═════ Provided entries ═════
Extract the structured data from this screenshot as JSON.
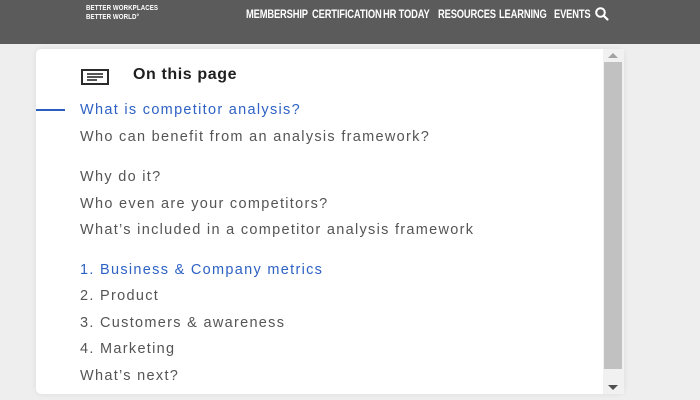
{
  "header": {
    "logo_lines": [
      "BETTER WORKPLACES",
      "BETTER WORLD°"
    ],
    "nav": [
      "MEMBERSHIP",
      "CERTIFICATION",
      "HR TODAY",
      "RESOURCES",
      "LEARNING",
      "EVENTS"
    ],
    "search_icon": "search-icon"
  },
  "toc": {
    "title": "On this page",
    "icon": "list-icon",
    "active_color": "#2e62c4",
    "items": [
      "What is competitor analysis?",
      "Who can benefit from an analysis framework?",
      "Why do it?",
      "Who even are your competitors?",
      "What’s included in a competitor analysis framework",
      "1. Business & Company metrics",
      "2. Product",
      "3. Customers & awareness",
      "4. Marketing",
      "What’s next?"
    ]
  }
}
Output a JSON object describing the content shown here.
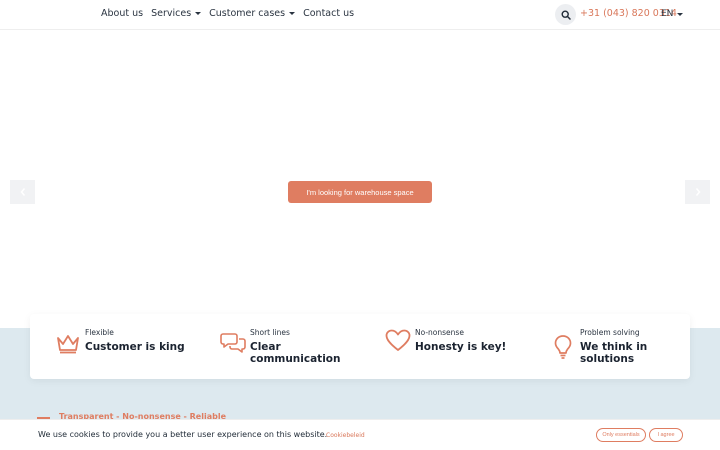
{
  "header": {
    "nav": [
      {
        "label": "About us",
        "has_caret": false
      },
      {
        "label": "Services",
        "has_caret": true
      },
      {
        "label": "Customer cases",
        "has_caret": true
      },
      {
        "label": "Contact us",
        "has_caret": false
      }
    ],
    "search_icon": "search-icon",
    "phone": "+31 (043) 820 0314",
    "language": "EN"
  },
  "hero": {
    "cta_label": "I'm looking for warehouse space",
    "prev_icon": "chevron-left-icon",
    "next_icon": "chevron-right-icon"
  },
  "features": [
    {
      "kicker": "Flexible",
      "title": "Customer is king",
      "icon": "crown-icon"
    },
    {
      "kicker": "Short lines",
      "title": "Clear communication",
      "icon": "chat-bubbles-icon"
    },
    {
      "kicker": "No-nonsense",
      "title": "Honesty is key!",
      "icon": "heart-icon"
    },
    {
      "kicker": "Problem solving",
      "title": "We think in solutions",
      "icon": "lightbulb-icon"
    }
  ],
  "tagline": "Transparent - No-nonsense - Reliable",
  "cookie": {
    "text": "We use cookies to provide you a better user experience on this website.",
    "link": "Cookiebeleid",
    "only_essentials": "Only essentials",
    "agree": "I agree"
  },
  "colors": {
    "accent": "#df7d61",
    "band": "#dde9ef",
    "text": "#1f2a36"
  }
}
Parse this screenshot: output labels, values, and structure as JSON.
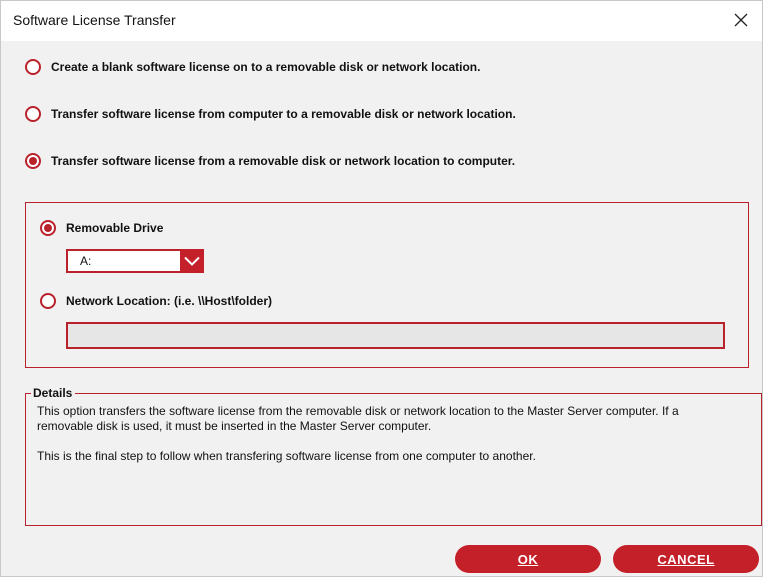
{
  "window": {
    "title": "Software License Transfer"
  },
  "options": [
    {
      "label": "Create a blank software license on to a removable disk or network location.",
      "checked": false
    },
    {
      "label": "Transfer software license from computer to a removable disk or network location.",
      "checked": false
    },
    {
      "label": "Transfer software license from a removable disk or network location to computer.",
      "checked": true
    }
  ],
  "location": {
    "removable_label": "Removable Drive",
    "removable_checked": true,
    "drive_value": "A:",
    "network_label": "Network Location: (i.e. \\\\Host\\folder)",
    "network_checked": false,
    "network_value": ""
  },
  "details": {
    "title": "Details",
    "paragraph1": "This option transfers the software license from the removable disk or network location to the Master Server computer.  If a removable disk is used, it must be inserted in the Master Server computer.",
    "paragraph2": "This is the final step to follow when transfering software license from one computer to another."
  },
  "buttons": {
    "ok_label": "OK",
    "cancel_label": "CANCEL"
  },
  "colors": {
    "accent": "#c4202a",
    "window_bg": "#f1f1f1",
    "field_bg": "#e6e6e6"
  },
  "icons": {
    "close": "close-icon",
    "dropdown": "chevron-down-icon"
  }
}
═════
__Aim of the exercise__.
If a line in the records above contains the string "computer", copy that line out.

__Your solution__.
      "label": "Transfer software license from computer to a removable disk or network location.",
      "label": "Transfer software license from a removable disk or network location to computer.",
    "paragraph1": "This option transfers the software license from the removable disk or network location to the Master Server computer.  If a removable disk is used, it must be inserted in the Master Server computer.",
    "paragraph2": "This is the final step to follow when transfering software license from one computer to another."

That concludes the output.